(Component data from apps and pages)
===============

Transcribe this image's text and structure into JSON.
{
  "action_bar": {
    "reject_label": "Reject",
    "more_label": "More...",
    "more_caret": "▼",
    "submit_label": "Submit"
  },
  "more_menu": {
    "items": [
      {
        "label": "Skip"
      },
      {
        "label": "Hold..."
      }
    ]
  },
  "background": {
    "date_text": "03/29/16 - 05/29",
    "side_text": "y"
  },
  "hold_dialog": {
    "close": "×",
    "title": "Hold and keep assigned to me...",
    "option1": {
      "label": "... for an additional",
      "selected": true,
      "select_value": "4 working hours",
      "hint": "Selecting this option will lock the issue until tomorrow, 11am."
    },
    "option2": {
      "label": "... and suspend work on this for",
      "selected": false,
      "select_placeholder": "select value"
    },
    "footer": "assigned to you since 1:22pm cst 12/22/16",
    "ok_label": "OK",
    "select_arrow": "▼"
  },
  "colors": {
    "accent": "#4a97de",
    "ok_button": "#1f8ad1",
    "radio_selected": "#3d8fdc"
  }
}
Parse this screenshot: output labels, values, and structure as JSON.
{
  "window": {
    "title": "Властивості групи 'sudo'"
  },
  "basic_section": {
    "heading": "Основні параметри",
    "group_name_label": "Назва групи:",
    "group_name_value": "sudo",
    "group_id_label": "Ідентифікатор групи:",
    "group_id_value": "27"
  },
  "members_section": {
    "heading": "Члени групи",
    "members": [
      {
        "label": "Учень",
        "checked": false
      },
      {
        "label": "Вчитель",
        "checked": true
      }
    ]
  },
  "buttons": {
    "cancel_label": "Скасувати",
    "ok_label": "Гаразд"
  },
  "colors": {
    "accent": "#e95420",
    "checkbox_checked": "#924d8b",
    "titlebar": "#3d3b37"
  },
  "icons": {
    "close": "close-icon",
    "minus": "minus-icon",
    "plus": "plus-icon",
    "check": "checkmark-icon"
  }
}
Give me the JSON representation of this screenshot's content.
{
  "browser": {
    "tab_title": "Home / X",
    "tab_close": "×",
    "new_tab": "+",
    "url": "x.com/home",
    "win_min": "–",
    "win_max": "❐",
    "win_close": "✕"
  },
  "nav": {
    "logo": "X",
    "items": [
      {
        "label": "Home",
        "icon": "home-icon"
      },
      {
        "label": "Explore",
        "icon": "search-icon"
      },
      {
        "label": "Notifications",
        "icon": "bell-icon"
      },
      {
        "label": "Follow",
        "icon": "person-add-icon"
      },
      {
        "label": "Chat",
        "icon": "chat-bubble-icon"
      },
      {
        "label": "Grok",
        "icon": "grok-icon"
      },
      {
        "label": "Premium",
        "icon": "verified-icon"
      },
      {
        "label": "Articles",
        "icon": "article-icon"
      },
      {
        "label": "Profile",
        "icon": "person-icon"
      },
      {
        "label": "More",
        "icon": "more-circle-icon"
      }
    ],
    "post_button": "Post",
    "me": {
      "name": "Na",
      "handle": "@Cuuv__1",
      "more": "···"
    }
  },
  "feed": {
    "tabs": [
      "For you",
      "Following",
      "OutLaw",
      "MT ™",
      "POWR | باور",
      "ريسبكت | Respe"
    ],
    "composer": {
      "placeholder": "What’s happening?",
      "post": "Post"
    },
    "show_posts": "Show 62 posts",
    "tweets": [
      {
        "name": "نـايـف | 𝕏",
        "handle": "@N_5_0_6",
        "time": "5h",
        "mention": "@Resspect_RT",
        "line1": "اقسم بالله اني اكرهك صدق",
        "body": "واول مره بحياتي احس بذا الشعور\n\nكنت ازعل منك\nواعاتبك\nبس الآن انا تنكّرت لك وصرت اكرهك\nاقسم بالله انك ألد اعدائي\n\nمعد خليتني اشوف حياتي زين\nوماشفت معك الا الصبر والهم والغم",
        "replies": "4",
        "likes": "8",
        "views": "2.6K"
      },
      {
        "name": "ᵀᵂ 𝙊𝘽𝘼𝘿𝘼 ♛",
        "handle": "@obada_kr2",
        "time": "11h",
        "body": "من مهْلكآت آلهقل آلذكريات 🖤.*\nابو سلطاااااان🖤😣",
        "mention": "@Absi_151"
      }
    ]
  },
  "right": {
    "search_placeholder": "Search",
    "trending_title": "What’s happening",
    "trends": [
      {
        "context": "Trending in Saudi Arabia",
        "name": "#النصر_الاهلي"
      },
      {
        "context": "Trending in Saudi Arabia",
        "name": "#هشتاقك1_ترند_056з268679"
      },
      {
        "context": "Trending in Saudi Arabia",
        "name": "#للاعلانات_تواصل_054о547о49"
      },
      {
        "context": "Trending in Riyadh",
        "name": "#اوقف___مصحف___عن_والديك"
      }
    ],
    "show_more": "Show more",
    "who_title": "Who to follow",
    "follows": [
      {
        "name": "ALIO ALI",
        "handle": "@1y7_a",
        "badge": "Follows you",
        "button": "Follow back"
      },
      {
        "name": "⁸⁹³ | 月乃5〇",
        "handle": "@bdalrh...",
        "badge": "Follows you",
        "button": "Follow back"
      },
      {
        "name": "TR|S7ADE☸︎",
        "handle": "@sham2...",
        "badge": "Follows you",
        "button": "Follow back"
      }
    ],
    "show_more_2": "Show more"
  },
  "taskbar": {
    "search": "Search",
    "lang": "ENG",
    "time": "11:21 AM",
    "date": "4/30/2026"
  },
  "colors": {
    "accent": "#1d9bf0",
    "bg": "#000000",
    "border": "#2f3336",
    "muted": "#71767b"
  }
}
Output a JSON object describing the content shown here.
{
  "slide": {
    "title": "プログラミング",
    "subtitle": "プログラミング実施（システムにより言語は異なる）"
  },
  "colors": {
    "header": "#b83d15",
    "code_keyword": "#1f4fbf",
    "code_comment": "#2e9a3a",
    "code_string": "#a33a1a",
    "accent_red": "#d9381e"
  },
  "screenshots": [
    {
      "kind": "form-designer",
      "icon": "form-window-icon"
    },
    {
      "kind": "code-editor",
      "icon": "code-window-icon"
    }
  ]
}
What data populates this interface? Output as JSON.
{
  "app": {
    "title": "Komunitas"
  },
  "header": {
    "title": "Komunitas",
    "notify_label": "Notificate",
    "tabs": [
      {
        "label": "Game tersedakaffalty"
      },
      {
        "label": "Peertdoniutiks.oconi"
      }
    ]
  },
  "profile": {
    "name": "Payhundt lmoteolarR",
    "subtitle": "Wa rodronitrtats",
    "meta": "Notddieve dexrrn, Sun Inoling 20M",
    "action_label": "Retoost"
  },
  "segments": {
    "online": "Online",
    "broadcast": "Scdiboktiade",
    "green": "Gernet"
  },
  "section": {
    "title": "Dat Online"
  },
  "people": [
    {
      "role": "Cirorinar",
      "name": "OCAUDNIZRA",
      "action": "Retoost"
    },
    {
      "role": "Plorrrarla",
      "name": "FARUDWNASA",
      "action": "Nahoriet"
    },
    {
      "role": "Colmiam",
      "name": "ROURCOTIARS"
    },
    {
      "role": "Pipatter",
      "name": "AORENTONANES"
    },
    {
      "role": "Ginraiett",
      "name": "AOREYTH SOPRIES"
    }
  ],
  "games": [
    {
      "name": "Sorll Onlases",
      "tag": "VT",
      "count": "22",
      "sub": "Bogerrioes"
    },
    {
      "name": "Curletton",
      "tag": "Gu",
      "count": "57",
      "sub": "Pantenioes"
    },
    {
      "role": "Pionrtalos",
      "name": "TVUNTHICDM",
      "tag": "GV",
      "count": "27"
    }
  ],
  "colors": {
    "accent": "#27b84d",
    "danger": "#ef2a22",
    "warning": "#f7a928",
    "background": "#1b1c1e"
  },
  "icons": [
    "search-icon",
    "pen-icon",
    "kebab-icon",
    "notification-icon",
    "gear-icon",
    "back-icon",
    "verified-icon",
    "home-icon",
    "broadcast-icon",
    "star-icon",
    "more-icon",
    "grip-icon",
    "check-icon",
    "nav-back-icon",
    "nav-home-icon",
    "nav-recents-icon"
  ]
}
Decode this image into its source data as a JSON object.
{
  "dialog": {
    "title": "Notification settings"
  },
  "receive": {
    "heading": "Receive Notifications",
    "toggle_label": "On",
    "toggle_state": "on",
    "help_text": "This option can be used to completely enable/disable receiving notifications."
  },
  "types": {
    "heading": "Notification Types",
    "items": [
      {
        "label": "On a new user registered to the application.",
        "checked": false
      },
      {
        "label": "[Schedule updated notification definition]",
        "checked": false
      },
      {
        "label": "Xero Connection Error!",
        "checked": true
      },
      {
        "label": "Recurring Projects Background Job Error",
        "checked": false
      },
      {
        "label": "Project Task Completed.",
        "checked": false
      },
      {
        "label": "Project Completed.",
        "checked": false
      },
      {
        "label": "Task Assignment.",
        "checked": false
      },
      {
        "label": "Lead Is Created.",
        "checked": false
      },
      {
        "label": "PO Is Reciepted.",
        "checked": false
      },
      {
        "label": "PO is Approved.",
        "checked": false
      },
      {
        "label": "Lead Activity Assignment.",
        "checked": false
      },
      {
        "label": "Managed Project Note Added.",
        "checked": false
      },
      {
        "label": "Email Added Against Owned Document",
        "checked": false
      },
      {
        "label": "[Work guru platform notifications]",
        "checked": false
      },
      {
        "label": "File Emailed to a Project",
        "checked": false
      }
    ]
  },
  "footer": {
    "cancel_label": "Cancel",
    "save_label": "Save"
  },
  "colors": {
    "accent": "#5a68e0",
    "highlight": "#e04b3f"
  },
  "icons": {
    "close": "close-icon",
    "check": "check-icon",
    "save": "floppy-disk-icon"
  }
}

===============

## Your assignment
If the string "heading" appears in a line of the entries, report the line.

## Result for this task
    "heading": "Основні параметри",
    "heading": "Члени групи",
    "heading": "Receive Notifications",
    "heading": "Notification Types",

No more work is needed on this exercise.